Object storage and retrieval in PHP part 1 – JSON files

I mentioned in my post about eatStatic that I was using JSON files for storage of objects and arrays, but hoped to make it switchable to use mongdb. This is part one of a two-part post, demonstrating use of JSON files with json_encode() and json_decode().

Take the following simple class:-


class case_study {
var $id;
var $title;
var $body_text;
var $skills = array();
}


If we create an instance of this and add some data:-


$case_study = new case_study;
$case_study->id = 'my/case_study';
$case_study->title = 'My case study';
$case_study->body_text = 'Some text for the case study';
$case_study->skills['css'] = 'CSS';
$case_study->skills['sitebuild'] = 'Site Build';


and pass it to print_r(), we get this:-


case_study Object
(
[id] => my/case_study
[title] => My case study
[body_text] => Some text for the case study
[skills] => Array
(
[css] => CSS
[sitebuild] => Site Build
)

)


If we now encode it as JSON:-


$json_str = json_encode($case_study);


At this point, we can save the file to the filesystem – I tend to create a unique ID based on the current date/time and a random string. I won’t detail it all here, but you can see some of the helper functions I use in eatStaticStorage.class.php and eatStatic.class.php. One thing worth noting is that sometimes when reading a .json file back in from the filesystem, I was experiencing a bug where the last three characters were omitted – i’m not sure what was causing this, but it was fixed by changing my read_file() method to use file_get_contents(), instead of fread().

Once you have retrieved your JSON string you can decode it again:-


$case_study = json_decode($json_str);


and we end up with this:-


stdClass Object
(
[id] => my/case_study
[title] => My case study
[body_text] => Some text for the case study
[skills] => stdClass Object
(
[css] => CSS
[sitebuild] => Site Build
)

)


Notice that the array “skills” is now an object. We can set it back to an array using get_object_vars():-


$case_study->skills = get_object_vars($case_study->skills);


nb: this only happens for key => value arrays, if it was just a simple array e.g. array(‘css’,’sitebuild’), we wouldn’t need to pass it through get_object_vars(), as it would be maintained as an array.

This gets us back to where we started:-


stdClass Object
(
[id] => my/case_study
[title] => My case study
[body_text] => Some text for the case study
[skills] => Array
(
[css] => CSS
[sitebuild] => Site Build
)

)
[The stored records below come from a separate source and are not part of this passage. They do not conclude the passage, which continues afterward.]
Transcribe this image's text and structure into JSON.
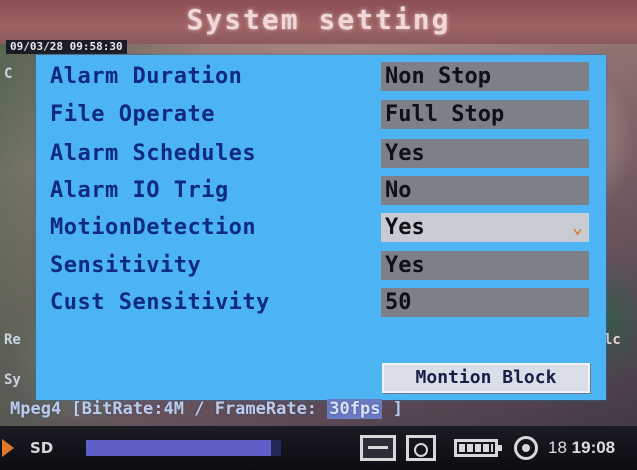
{
  "title": "System setting",
  "overlay_timestamp": "09/03/28 09:58:30",
  "edge_glyphs": [
    "C",
    "Re",
    "Sy",
    "lc"
  ],
  "settings": [
    {
      "label": "Alarm Duration",
      "value": "Non Stop"
    },
    {
      "label": "File Operate",
      "value": "Full Stop"
    },
    {
      "label": "Alarm Schedules",
      "value": "Yes"
    },
    {
      "label": "Alarm IO Trig",
      "value": "No"
    },
    {
      "label": "MotionDetection",
      "value": "Yes",
      "focused": true
    },
    {
      "label": "Sensitivity",
      "value": "Yes"
    },
    {
      "label": "Cust Sensitivity",
      "value": "50"
    }
  ],
  "motion_block_button": "Montion Block",
  "status_line": {
    "prefix": "Mpeg4 [BitRate:4M / FrameRate:",
    "fps_value": "30fps",
    "suffix": "]"
  },
  "bottom_bar": {
    "rec_label": "SD",
    "progress": 0.95,
    "day": "18",
    "time": "19:08",
    "icons": [
      "play-arrow-icon",
      "keyboard-icon",
      "sd-card-icon",
      "battery-icon",
      "record-icon"
    ]
  },
  "colors": {
    "panel": "#4cb4f2",
    "label_text": "#0f2a83",
    "value_field": "#7c8189",
    "title_bar": "#9e6262"
  }
}
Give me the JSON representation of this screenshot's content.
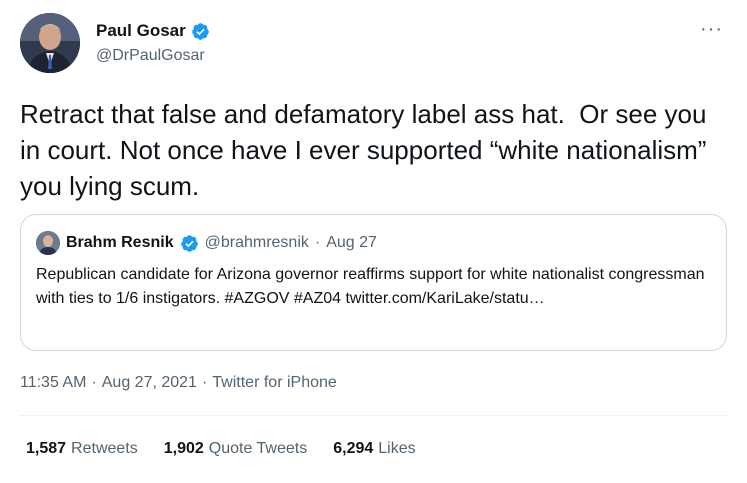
{
  "author": {
    "display_name": "Paul Gosar",
    "handle": "@DrPaulGosar",
    "verified": true
  },
  "tweet": {
    "text": "Retract that false and defamatory label ass hat.  Or see you in court. Not once have I ever supported “white nationalism” you lying scum."
  },
  "quoted_tweet": {
    "display_name": "Brahm Resnik",
    "handle": "@brahmresnik",
    "separator": "·",
    "date": "Aug 27",
    "text": "Republican candidate for Arizona governor reaffirms support for white nationalist congressman with ties to 1/6 instigators. #AZGOV #AZ04 twitter.com/KariLake/statu…"
  },
  "meta": {
    "time": "11:35 AM",
    "sep1": "·",
    "date": "Aug 27, 2021",
    "sep2": "·",
    "source": "Twitter for iPhone"
  },
  "stats": [
    {
      "count": "1,587",
      "label": "Retweets"
    },
    {
      "count": "1,902",
      "label": "Quote Tweets"
    },
    {
      "count": "6,294",
      "label": "Likes"
    }
  ],
  "icons": {
    "more": "more-icon",
    "verified": "verified-badge-icon"
  },
  "colors": {
    "verified_blue": "#1d9bf0",
    "secondary_text": "#536471",
    "border": "#cfd9de"
  }
}
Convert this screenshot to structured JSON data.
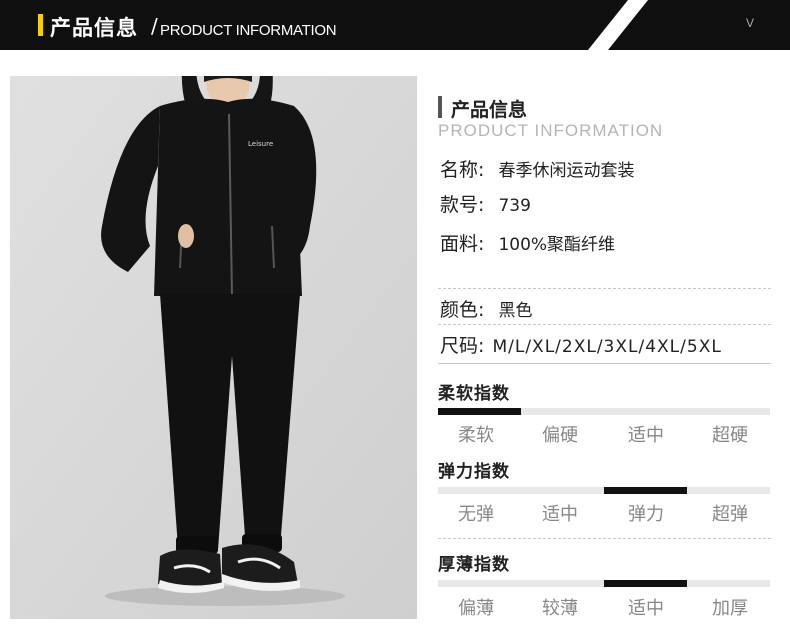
{
  "header": {
    "title_cn": "产品信息",
    "slash": "/",
    "title_en": "PRODUCT INFORMATION",
    "corner_mark": "V"
  },
  "info": {
    "title_cn": "产品信息",
    "title_en": "PRODUCT INFORMATION",
    "rows": [
      {
        "key": "名称:",
        "value": "春季休闲运动套装"
      },
      {
        "key": "款号:",
        "value": "739"
      },
      {
        "key": "面料:",
        "value": "100%聚酯纤维"
      },
      {
        "key": "颜色:",
        "value": "黑色"
      },
      {
        "key": "尺码:",
        "value": "M/L/XL/2XL/3XL/4XL/5XL"
      }
    ]
  },
  "scales": [
    {
      "title": "柔软指数",
      "labels": [
        "柔软",
        "偏硬",
        "适中",
        "超硬"
      ],
      "selected_index": 0
    },
    {
      "title": "弹力指数",
      "labels": [
        "无弹",
        "适中",
        "弹力",
        "超弹"
      ],
      "selected_index": 2
    },
    {
      "title": "厚薄指数",
      "labels": [
        "偏薄",
        "较薄",
        "适中",
        "加厚"
      ],
      "selected_index": 2
    }
  ],
  "photo": {
    "jacket_logo": "Leisure",
    "colors": {
      "background": "#d8d8d8",
      "garment": "#141414",
      "accent": "#f5d000"
    }
  }
}
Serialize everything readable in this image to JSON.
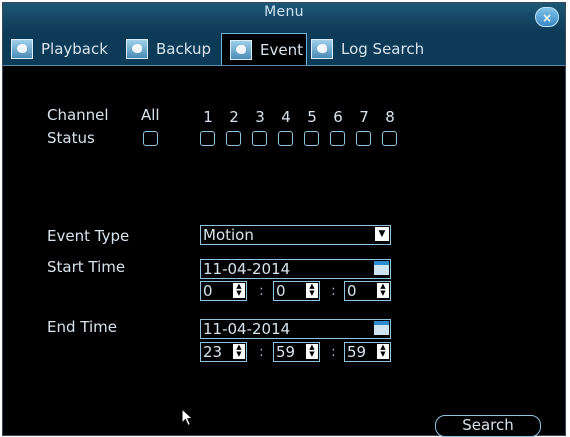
{
  "window": {
    "title": "Menu",
    "close_glyph": "×"
  },
  "tabs": [
    {
      "label": "Playback",
      "icon": "camera-icon",
      "active": false
    },
    {
      "label": "Backup",
      "icon": "camera-icon",
      "active": false
    },
    {
      "label": "Event",
      "icon": "camera-icon",
      "active": true
    },
    {
      "label": "Log Search",
      "icon": "camera-icon",
      "active": false
    }
  ],
  "channel": {
    "label": "Channel",
    "status_label": "Status",
    "all_label": "All",
    "numbers": [
      "1",
      "2",
      "3",
      "4",
      "5",
      "6",
      "7",
      "8"
    ],
    "checked": [
      false,
      false,
      false,
      false,
      false,
      false,
      false,
      false,
      false
    ]
  },
  "event_type": {
    "label": "Event Type",
    "value": "Motion"
  },
  "start_time": {
    "label": "Start Time",
    "date": "11-04-2014",
    "hour": "0",
    "minute": "0",
    "second": "0"
  },
  "end_time": {
    "label": "End Time",
    "date": "11-04-2014",
    "hour": "23",
    "minute": "59",
    "second": "59"
  },
  "time_separator": ":",
  "search_button": {
    "label": "Search"
  },
  "colors": {
    "accent": "#8fc4e3",
    "titlebar": "#1e5677",
    "background": "#000000"
  }
}
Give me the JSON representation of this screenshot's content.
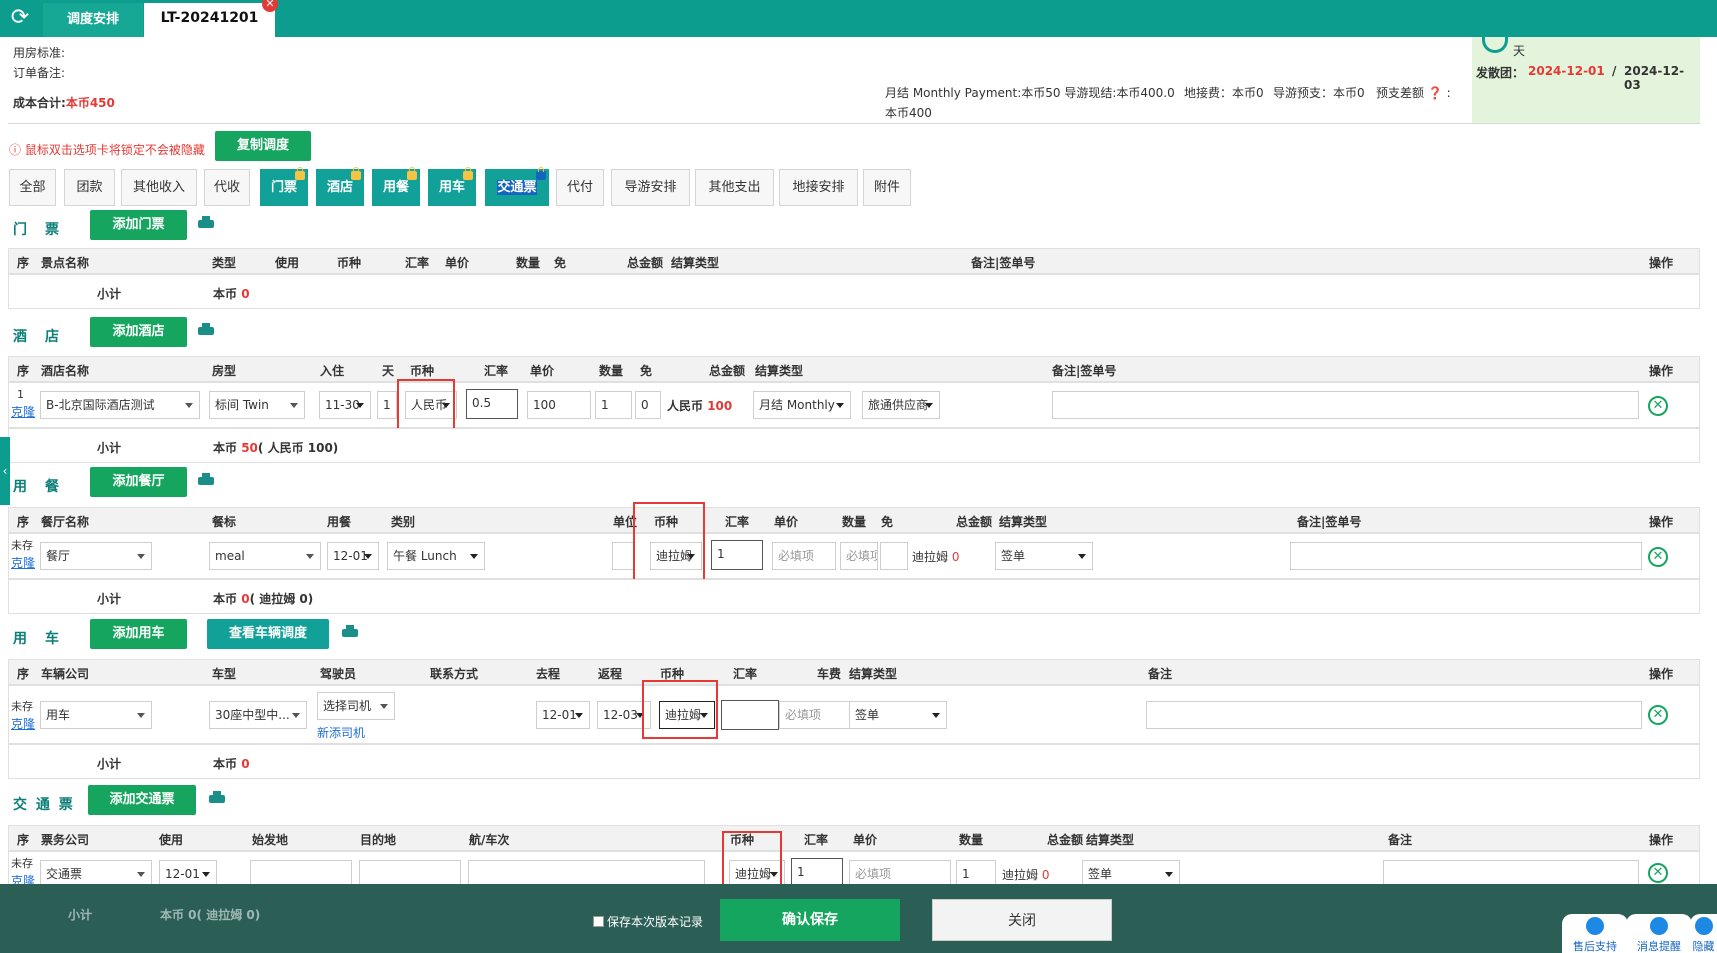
{
  "tabs": {
    "refresh_icon": "refresh-icon",
    "tab1": "调度安排",
    "tab2": "LT-20241201"
  },
  "info": {
    "room_std": "用房标准:",
    "order_note": "订单备注:",
    "cost_total_label": "成本合计:",
    "cost_total_value": "本币450",
    "payment_line": "月结 Monthly Payment:本币50 导游现结:本币400.0",
    "payment_line2": "本币400",
    "ground_fee": "地接费：本币0",
    "guide_prepay": "导游预支：本币0",
    "prepay_diff": "预支差额",
    "days_unit": "天",
    "depart_label": "发散团：",
    "depart_date": "2024-12-01",
    "date_sep": "/",
    "end_date": "2024-12-03"
  },
  "hint": {
    "text": "鼠标双击选项卡将锁定不会被隐藏",
    "copy_btn": "复制调度"
  },
  "filters": [
    "全部",
    "团款",
    "其他收入",
    "代收",
    "门票",
    "酒店",
    "用餐",
    "用车",
    "交通票",
    "代付",
    "导游安排",
    "其他支出",
    "地接安排",
    "附件"
  ],
  "tickets": {
    "title": "门　票",
    "add_btn": "添加门票",
    "headers": [
      "序",
      "景点名称",
      "类型",
      "使用",
      "币种",
      "汇率",
      "单价",
      "数量",
      "免",
      "总金额",
      "结算类型",
      "备注|签单号",
      "操作"
    ],
    "subtotal_label": "小计",
    "subtotal_prefix": "本币",
    "subtotal_value": "0"
  },
  "hotel": {
    "title": "酒　店",
    "add_btn": "添加酒店",
    "headers": [
      "序",
      "酒店名称",
      "房型",
      "入住",
      "天",
      "币种",
      "汇率",
      "单价",
      "数量",
      "免",
      "总金额",
      "结算类型",
      "备注|签单号",
      "操作"
    ],
    "row": {
      "seq": "1",
      "clone": "克隆",
      "name": "B-北京国际酒店测试",
      "room": "标间 Twin",
      "checkin": "11-30",
      "days": "1",
      "currency": "人民币",
      "rate": "0.5",
      "price": "100",
      "qty": "1",
      "free": "0",
      "total_prefix": "人民币",
      "total": "100",
      "settle": "月结 Monthly",
      "supplier": "旅通供应商"
    },
    "subtotal_label": "小计",
    "subtotal_prefix": "本币",
    "subtotal_value": "50",
    "subtotal_extra": "( 人民币 100)"
  },
  "meal": {
    "title": "用　餐",
    "add_btn": "添加餐厅",
    "headers": [
      "序",
      "餐厅名称",
      "餐标",
      "用餐",
      "类别",
      "单位",
      "币种",
      "汇率",
      "单价",
      "数量",
      "免",
      "总金额",
      "结算类型",
      "备注|签单号",
      "操作"
    ],
    "row": {
      "seq": "未存",
      "clone": "克隆",
      "name": "餐厅",
      "std": "meal",
      "date": "12-01",
      "type": "午餐 Lunch",
      "currency": "迪拉姆",
      "rate": "1",
      "price_ph": "必填项",
      "qty_ph": "必填项",
      "total_prefix": "迪拉姆",
      "total": "0",
      "settle": "签单"
    },
    "subtotal_label": "小计",
    "subtotal_prefix": "本币",
    "subtotal_value": "0",
    "subtotal_extra": "( 迪拉姆 0)"
  },
  "car": {
    "title": "用　车",
    "add_btn": "添加用车",
    "view_btn": "查看车辆调度",
    "headers": [
      "序",
      "车辆公司",
      "车型",
      "驾驶员",
      "联系方式",
      "去程",
      "返程",
      "币种",
      "汇率",
      "车费",
      "结算类型",
      "备注",
      "操作"
    ],
    "row": {
      "seq": "未存",
      "clone": "克隆",
      "company": "用车",
      "model": "30座中型中...",
      "driver": "选择司机",
      "new_driver": "新添司机",
      "go": "12-01",
      "back": "12-03",
      "currency": "迪拉姆",
      "fee_ph": "必填项",
      "settle": "签单"
    },
    "subtotal_label": "小计",
    "subtotal_prefix": "本币",
    "subtotal_value": "0"
  },
  "transport": {
    "title": "交 通 票",
    "add_btn": "添加交通票",
    "headers": [
      "序",
      "票务公司",
      "使用",
      "始发地",
      "目的地",
      "航/车次",
      "币种",
      "汇率",
      "单价",
      "数量",
      "总金额",
      "结算类型",
      "备注",
      "操作"
    ],
    "row": {
      "seq": "未存",
      "clone": "克隆",
      "company": "交通票",
      "date": "12-01",
      "currency": "迪拉姆",
      "rate": "1",
      "price_ph": "必填项",
      "qty": "1",
      "total_prefix": "迪拉姆",
      "total": "0",
      "settle": "签单"
    },
    "subtotal_label": "小计",
    "subtotal_text": "本币 0( 迪拉姆 0)"
  },
  "footer": {
    "save_version": "保存本次版本记录",
    "confirm": "确认保存",
    "close": "关闭",
    "support": "售后支持",
    "messages": "消息提醒",
    "hide": "隐藏"
  },
  "colors": {
    "topbar": "#0c9d8e",
    "green_btn": "#16a55f",
    "teal_btn": "#12a198",
    "accent_red": "#e53935"
  }
}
sort of – we now have an object instance with all the attributes of the original object instance, but it doesn’t know it is a case_study object. In fact it isn’t a case_study object instance at all – we would have to create a new instance of case_study and copy the attributes across if we needed the real thing, but if you just want the data, this can be used as it is in most cases.

The above example is very simple, but it can get quite complex when your object contains arrays of objects, which in turn may contain arrays (and arrays of objects). The initial cheap and convenient trick of encoding an object instance and saving it, then retrieving, decoding and using it can then get quite hairy, but still less effort than splitting it out into different objects and maintaining in several different relational database tables.

In part two i’ll talk about how to use mongoDB to save and retrieve object instances in PHP.